■ **DATASET ENTRIES**:
Start of Block

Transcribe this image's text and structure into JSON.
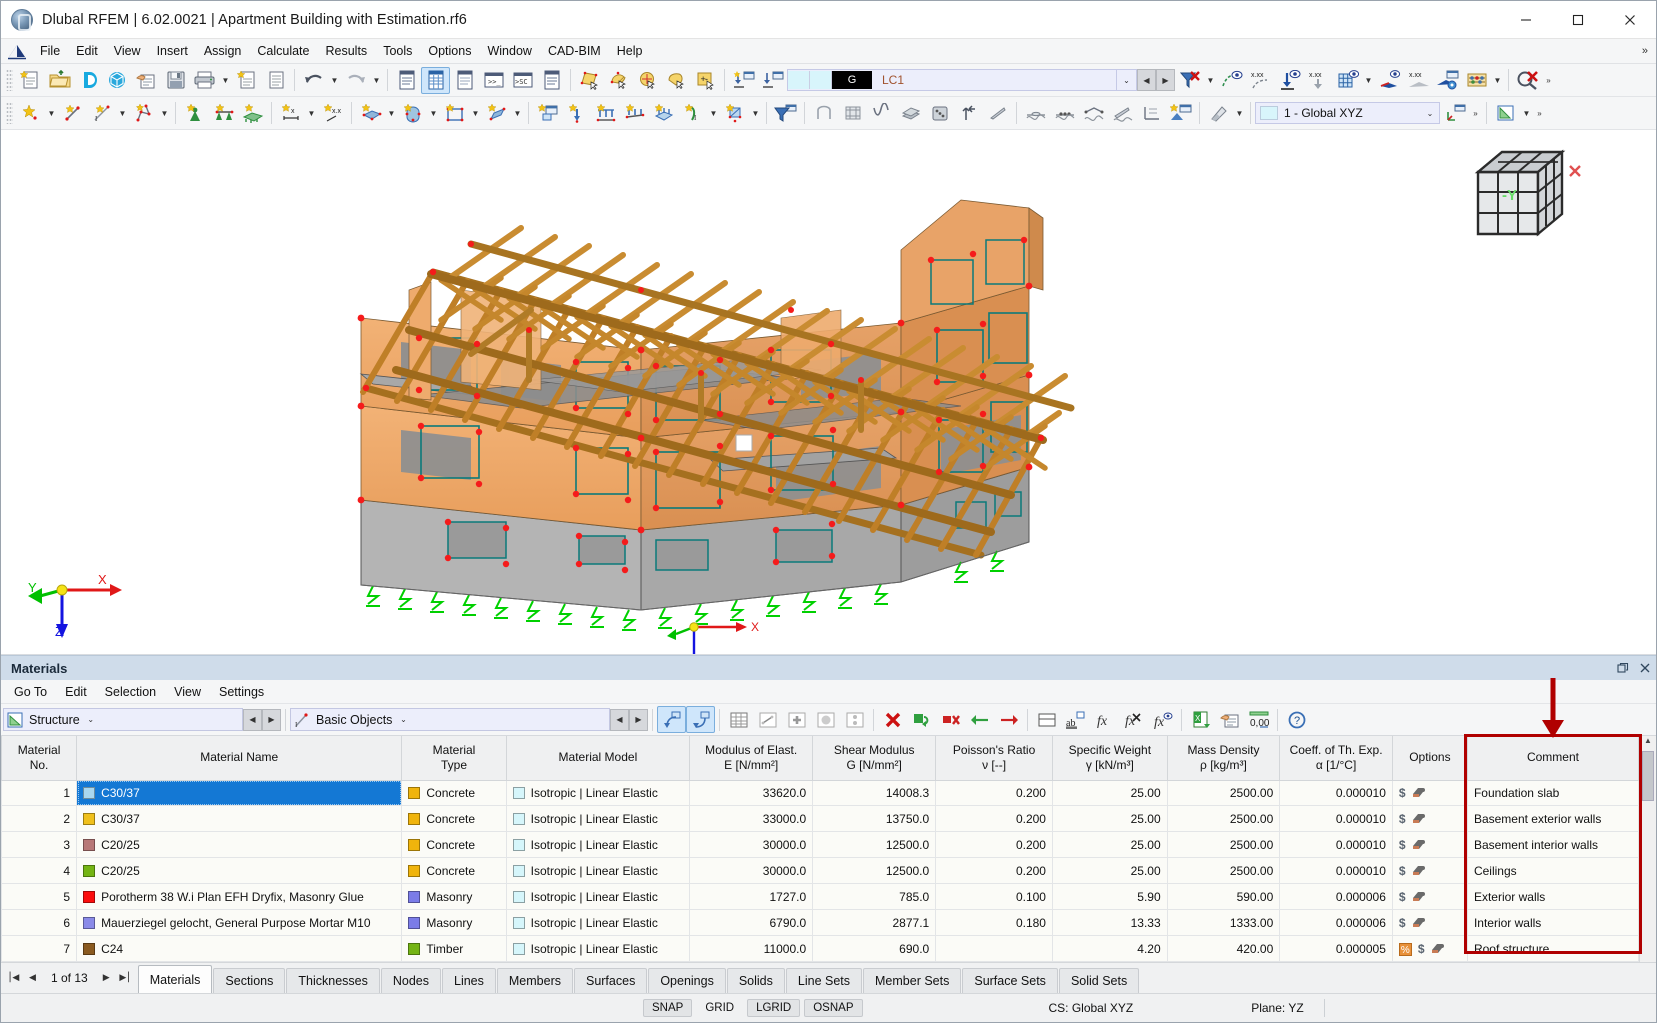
{
  "window": {
    "title": "Dlubal RFEM | 6.02.0021 | Apartment Building with Estimation.rf6",
    "logo_name": "dlubal-rfem-logo",
    "minimize": "–",
    "maximize": "□",
    "close": "✕"
  },
  "menubar": {
    "items": [
      {
        "label": "File"
      },
      {
        "label": "Edit"
      },
      {
        "label": "View"
      },
      {
        "label": "Insert"
      },
      {
        "label": "Assign"
      },
      {
        "label": "Calculate"
      },
      {
        "label": "Results"
      },
      {
        "label": "Tools"
      },
      {
        "label": "Options"
      },
      {
        "label": "Window"
      },
      {
        "label": "CAD-BIM"
      },
      {
        "label": "Help"
      }
    ],
    "overflow": "»"
  },
  "toolbar1": {
    "groups": [
      {
        "buttons": [
          {
            "name": "new-model-icon",
            "glyph": "doc-star"
          },
          {
            "name": "open-folder-icon",
            "glyph": "folder"
          },
          {
            "name": "dlubal-center-icon",
            "glyph": "d-blue"
          },
          {
            "name": "model-cloud-icon",
            "glyph": "cube-blue"
          },
          {
            "name": "model-info-icon",
            "glyph": "hand-doc"
          },
          {
            "name": "save-icon",
            "glyph": "save"
          },
          {
            "name": "print-icon",
            "glyph": "print",
            "caret": true
          },
          {
            "name": "printout-report-icon",
            "glyph": "doc-star"
          },
          {
            "name": "new-report-icon",
            "glyph": "doc"
          }
        ]
      },
      {
        "buttons": [
          {
            "name": "undo-icon",
            "glyph": "undo",
            "caret": true
          },
          {
            "name": "redo-icon",
            "glyph": "redo",
            "caret": true
          }
        ]
      },
      {
        "buttons": [
          {
            "name": "navigator-icon",
            "glyph": "list-panel"
          },
          {
            "name": "table-panel-icon",
            "glyph": "grid-tbl",
            "active": true
          },
          {
            "name": "data-panel-icon",
            "glyph": "list-panel2"
          },
          {
            "name": "console-icon",
            "glyph": "console"
          },
          {
            "name": "script-console-icon",
            "glyph": "console2"
          },
          {
            "name": "detail-panel-icon",
            "glyph": "list-panel"
          }
        ]
      },
      {
        "buttons": [
          {
            "name": "select-by-rectangle-icon",
            "glyph": "sel-rect"
          },
          {
            "name": "select-special-icon",
            "glyph": "sel-special"
          },
          {
            "name": "select-circle-icon",
            "glyph": "sel-circle"
          },
          {
            "name": "select-polygon-icon",
            "glyph": "sel-poly"
          },
          {
            "name": "select-invert-icon",
            "glyph": "sel-invert"
          }
        ]
      },
      {
        "buttons": [
          {
            "name": "load-case-show-icon",
            "glyph": "lc-show"
          },
          {
            "name": "load-case-apply-icon",
            "glyph": "lc-apply"
          }
        ]
      }
    ],
    "load_case": {
      "group_tag": "G",
      "name": "LC1",
      "dropdown_arrow": "⌄",
      "prev": "◀",
      "next": "▶"
    },
    "right_buttons": [
      {
        "name": "filter-clear-icon",
        "glyph": "filter-x",
        "caret": true
      },
      {
        "name": "show-deformation-icon",
        "glyph": "deform-eye"
      },
      {
        "name": "deformation-value-icon",
        "glyph": "xxx-deform"
      },
      {
        "name": "show-supports-icon",
        "glyph": "support-eye"
      },
      {
        "name": "support-value-icon",
        "glyph": "xxx-support"
      },
      {
        "name": "show-grid-icon",
        "glyph": "grid-eye",
        "caret": true
      },
      {
        "name": "show-diagram-icon",
        "glyph": "diagram-eye"
      },
      {
        "name": "diagram-value-icon",
        "glyph": "xxx-diagram"
      },
      {
        "name": "result-settings-icon",
        "glyph": "diagram-gear"
      },
      {
        "name": "calculation-icon",
        "glyph": "abacus",
        "caret": true
      }
    ],
    "far_right": [
      {
        "name": "clear-results-icon",
        "glyph": "magnifier-x"
      }
    ],
    "overflow": "»"
  },
  "toolbar2": {
    "groups": [
      {
        "buttons": [
          {
            "name": "new-node-icon",
            "glyph": "star-node",
            "caret": true
          },
          {
            "name": "new-line-icon",
            "glyph": "star-line"
          },
          {
            "name": "new-line-dim-icon",
            "glyph": "star-line2",
            "caret": true
          },
          {
            "name": "new-polyline-icon",
            "glyph": "star-poly",
            "caret": true
          }
        ]
      },
      {
        "buttons": [
          {
            "name": "new-support-icon",
            "glyph": "star-support"
          },
          {
            "name": "new-line-support-icon",
            "glyph": "star-lsupport"
          },
          {
            "name": "new-surface-support-icon",
            "glyph": "star-ssupport"
          }
        ]
      },
      {
        "buttons": [
          {
            "name": "new-dimension-x-icon",
            "glyph": "star-dimx",
            "caret": true
          },
          {
            "name": "new-dimension-xx-icon",
            "glyph": "star-dimxx"
          }
        ]
      },
      {
        "buttons": [
          {
            "name": "new-surface-icon",
            "glyph": "star-surface",
            "caret": true
          },
          {
            "name": "new-solid-icon",
            "glyph": "star-solid",
            "caret": true
          },
          {
            "name": "new-opening-icon",
            "glyph": "star-opening",
            "caret": true
          },
          {
            "name": "new-member-icon",
            "glyph": "star-member",
            "caret": true
          }
        ]
      },
      {
        "buttons": [
          {
            "name": "new-load-icon",
            "glyph": "star-load"
          },
          {
            "name": "new-nodal-load-icon",
            "glyph": "star-nload"
          },
          {
            "name": "new-line-load-icon",
            "glyph": "star-lload"
          },
          {
            "name": "new-member-load-icon",
            "glyph": "star-mload"
          },
          {
            "name": "new-surface-load-icon",
            "glyph": "star-sload"
          },
          {
            "name": "new-free-load-icon",
            "glyph": "star-fload",
            "caret": true
          },
          {
            "name": "new-imperfection-icon",
            "glyph": "star-imp",
            "caret": true
          }
        ]
      },
      {
        "buttons": [
          {
            "name": "visibility-icon",
            "glyph": "funnel-blue"
          }
        ]
      },
      {
        "buttons": [
          {
            "name": "render-wireframe-icon",
            "glyph": "wire"
          },
          {
            "name": "render-filled-icon",
            "glyph": "filmstrip"
          },
          {
            "name": "render-smooth-icon",
            "glyph": "curve"
          },
          {
            "name": "render-surface-icon",
            "glyph": "plate"
          },
          {
            "name": "render-solid-icon",
            "glyph": "dice"
          },
          {
            "name": "render-transparent-icon",
            "glyph": "arrows-up"
          },
          {
            "name": "render-line-icon",
            "glyph": "slash"
          }
        ]
      },
      {
        "buttons": [
          {
            "name": "hinge-display-icon",
            "glyph": "hinge1"
          },
          {
            "name": "hinge-display2-icon",
            "glyph": "hinge2"
          },
          {
            "name": "hinge-display3-icon",
            "glyph": "hinge3"
          },
          {
            "name": "hinge-display4-icon",
            "glyph": "hinge4"
          },
          {
            "name": "hinge-display5-icon",
            "glyph": "hinge5"
          },
          {
            "name": "new-view-icon",
            "glyph": "star-view"
          }
        ]
      },
      {
        "buttons": [
          {
            "name": "work-plane-icon",
            "glyph": "plane-grey",
            "caret": true
          }
        ]
      }
    ],
    "coordinate_system": {
      "value": "1 - Global XYZ",
      "arrow": "⌄"
    },
    "cs_extra": [
      {
        "name": "cs-settings-icon",
        "glyph": "cs-gear"
      }
    ],
    "overflow": "»",
    "right_buttons": [
      {
        "name": "section-properties-icon",
        "glyph": "green-table",
        "caret": true
      }
    ]
  },
  "viewport": {
    "navcube_label": "-Y",
    "axes": {
      "x": "X",
      "y": "Y",
      "z": "Z"
    }
  },
  "panel": {
    "title": "Materials",
    "window_controls": {
      "restore": "❐",
      "close": "✕"
    },
    "menu": [
      {
        "label": "Go To"
      },
      {
        "label": "Edit"
      },
      {
        "label": "Selection"
      },
      {
        "label": "View"
      },
      {
        "label": "Settings"
      }
    ],
    "combo_structure": {
      "value": "Structure",
      "arrow": "⌄",
      "prev": "◀",
      "next": "▶"
    },
    "combo_objects": {
      "value": "Basic Objects",
      "arrow": "⌄",
      "prev": "◀",
      "next": "▶"
    },
    "toolbar_buttons": [
      {
        "name": "select-in-model-icon",
        "glyph": "arrow-up-box",
        "active": true
      },
      {
        "name": "select-in-table-icon",
        "glyph": "arrow-down-box",
        "active": true
      },
      {
        "name": "table-view-all-icon",
        "glyph": "tbl1"
      },
      {
        "name": "table-view-members-icon",
        "glyph": "tbl2"
      },
      {
        "name": "table-view-nodes-icon",
        "glyph": "tbl3"
      },
      {
        "name": "table-view-surfaces-icon",
        "glyph": "tbl4"
      },
      {
        "name": "table-view-solids-icon",
        "glyph": "tbl5"
      },
      {
        "name": "delete-row-icon",
        "glyph": "red-x"
      },
      {
        "name": "insert-row-icon",
        "glyph": "green-insert"
      },
      {
        "name": "delete-content-icon",
        "glyph": "red-delete"
      },
      {
        "name": "move-left-icon",
        "glyph": "green-left"
      },
      {
        "name": "move-right-icon",
        "glyph": "red-right"
      },
      {
        "name": "table-layout-icon",
        "glyph": "tbl-layout"
      },
      {
        "name": "rename-icon",
        "glyph": "ab-equals"
      },
      {
        "name": "formula-icon",
        "glyph": "fx"
      },
      {
        "name": "delete-formula-icon",
        "glyph": "fx-x"
      },
      {
        "name": "show-formula-icon",
        "glyph": "fx-eye"
      },
      {
        "name": "export-excel-icon",
        "glyph": "excel"
      },
      {
        "name": "print-table-icon",
        "glyph": "print-hand"
      },
      {
        "name": "decimal-places-icon",
        "glyph": "zero-comma"
      },
      {
        "name": "table-help-icon",
        "glyph": "question"
      }
    ]
  },
  "table": {
    "columns": [
      {
        "id": "no",
        "header": "Material",
        "subheader": "No."
      },
      {
        "id": "name",
        "header": "Material Name",
        "subheader": ""
      },
      {
        "id": "type",
        "header": "Material",
        "subheader": "Type"
      },
      {
        "id": "model",
        "header": "Material Model",
        "subheader": ""
      },
      {
        "id": "emod",
        "header": "Modulus of Elast.",
        "subheader": "E [N/mm²]"
      },
      {
        "id": "gmod",
        "header": "Shear Modulus",
        "subheader": "G [N/mm²]"
      },
      {
        "id": "poisson",
        "header": "Poisson's Ratio",
        "subheader": "ν [--]"
      },
      {
        "id": "weight",
        "header": "Specific Weight",
        "subheader": "γ [kN/m³]"
      },
      {
        "id": "density",
        "header": "Mass Density",
        "subheader": "ρ [kg/m³]"
      },
      {
        "id": "alpha",
        "header": "Coeff. of Th. Exp.",
        "subheader": "α [1/°C]"
      },
      {
        "id": "options",
        "header": "Options",
        "subheader": ""
      },
      {
        "id": "comment",
        "header": "Comment",
        "subheader": ""
      }
    ],
    "rows": [
      {
        "no": "1",
        "color": "#a9d7ef",
        "name": "C30/37",
        "type_color": "#f0b40c",
        "type": "Concrete",
        "model_color": "#d6f6fb",
        "model": "Isotropic | Linear Elastic",
        "emod": "33620.0",
        "gmod": "14008.3",
        "poisson": "0.200",
        "weight": "25.00",
        "density": "2500.00",
        "alpha": "0.000010",
        "options": [
          "dollar",
          "eraser"
        ],
        "comment": "Foundation slab",
        "selected": true
      },
      {
        "no": "2",
        "color": "#f0c01c",
        "name": "C30/37",
        "type_color": "#f0b40c",
        "type": "Concrete",
        "model_color": "#d6f6fb",
        "model": "Isotropic | Linear Elastic",
        "emod": "33000.0",
        "gmod": "13750.0",
        "poisson": "0.200",
        "weight": "25.00",
        "density": "2500.00",
        "alpha": "0.000010",
        "options": [
          "dollar",
          "eraser"
        ],
        "comment": "Basement exterior walls",
        "selected": false
      },
      {
        "no": "3",
        "color": "#b87878",
        "name": "C20/25",
        "type_color": "#f0b40c",
        "type": "Concrete",
        "model_color": "#d6f6fb",
        "model": "Isotropic | Linear Elastic",
        "emod": "30000.0",
        "gmod": "12500.0",
        "poisson": "0.200",
        "weight": "25.00",
        "density": "2500.00",
        "alpha": "0.000010",
        "options": [
          "dollar",
          "eraser"
        ],
        "comment": "Basement interior walls",
        "selected": false
      },
      {
        "no": "4",
        "color": "#74b414",
        "name": "C20/25",
        "type_color": "#f0b40c",
        "type": "Concrete",
        "model_color": "#d6f6fb",
        "model": "Isotropic | Linear Elastic",
        "emod": "30000.0",
        "gmod": "12500.0",
        "poisson": "0.200",
        "weight": "25.00",
        "density": "2500.00",
        "alpha": "0.000010",
        "options": [
          "dollar",
          "eraser"
        ],
        "comment": "Ceilings",
        "selected": false
      },
      {
        "no": "5",
        "color": "#fb0d0d",
        "name": "Porotherm 38 W.i Plan EFH Dryfix, Masonry Glue",
        "type_color": "#7b7ce8",
        "type": "Masonry",
        "model_color": "#d6f6fb",
        "model": "Isotropic | Linear Elastic",
        "emod": "1727.0",
        "gmod": "785.0",
        "poisson": "0.100",
        "weight": "5.90",
        "density": "590.00",
        "alpha": "0.000006",
        "options": [
          "dollar",
          "eraser"
        ],
        "comment": "Exterior walls",
        "selected": false
      },
      {
        "no": "6",
        "color": "#8a8ae8",
        "name": "Mauerziegel gelocht, General Purpose Mortar M10",
        "type_color": "#7b7ce8",
        "type": "Masonry",
        "model_color": "#d6f6fb",
        "model": "Isotropic | Linear Elastic",
        "emod": "6790.0",
        "gmod": "2877.1",
        "poisson": "0.180",
        "weight": "13.33",
        "density": "1333.00",
        "alpha": "0.000006",
        "options": [
          "dollar",
          "eraser"
        ],
        "comment": "Interior walls",
        "selected": false
      },
      {
        "no": "7",
        "color": "#8a5a20",
        "name": "C24",
        "type_color": "#74b414",
        "type": "Timber",
        "model_color": "#d6f6fb",
        "model": "Isotropic | Linear Elastic",
        "emod": "11000.0",
        "gmod": "690.0",
        "poisson": "",
        "weight": "4.20",
        "density": "420.00",
        "alpha": "0.000005",
        "options": [
          "percent",
          "dollar",
          "eraser"
        ],
        "comment": "Roof structure",
        "selected": false
      }
    ],
    "annotation": {
      "highlight_color": "#b00000",
      "target_column": "Comment"
    }
  },
  "tabs": {
    "pager": {
      "first": "⎮◀",
      "prev": "◀",
      "count": "1 of 13",
      "next": "▶",
      "last": "▶⎮"
    },
    "items": [
      {
        "label": "Materials",
        "active": true
      },
      {
        "label": "Sections",
        "active": false
      },
      {
        "label": "Thicknesses",
        "active": false
      },
      {
        "label": "Nodes",
        "active": false
      },
      {
        "label": "Lines",
        "active": false
      },
      {
        "label": "Members",
        "active": false
      },
      {
        "label": "Surfaces",
        "active": false
      },
      {
        "label": "Openings",
        "active": false
      },
      {
        "label": "Solids",
        "active": false
      },
      {
        "label": "Line Sets",
        "active": false
      },
      {
        "label": "Member Sets",
        "active": false
      },
      {
        "label": "Surface Sets",
        "active": false
      },
      {
        "label": "Solid Sets",
        "active": false
      }
    ]
  },
  "statusbar": {
    "toggles": [
      {
        "label": "SNAP",
        "on": true
      },
      {
        "label": "GRID",
        "on": false
      },
      {
        "label": "LGRID",
        "on": true
      },
      {
        "label": "OSNAP",
        "on": true
      }
    ],
    "coordinate_system": "CS: Global XYZ",
    "plane": "Plane: YZ"
  }
}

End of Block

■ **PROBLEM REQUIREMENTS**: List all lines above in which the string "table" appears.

■ **WRITTEN SOLUTION**:
            "name": "table-panel-icon",
        "glyph": "green-table",
        "name": "select-in-table-icon",
        "name": "table-view-all-icon",
        "name": "table-view-members-icon",
        "name": "table-view-nodes-icon",
        "name": "table-view-surfaces-icon",
        "name": "table-view-solids-icon",
        "name": "table-layout-icon",
        "name": "print-table-icon",
        "name": "table-help-icon",
  "table": {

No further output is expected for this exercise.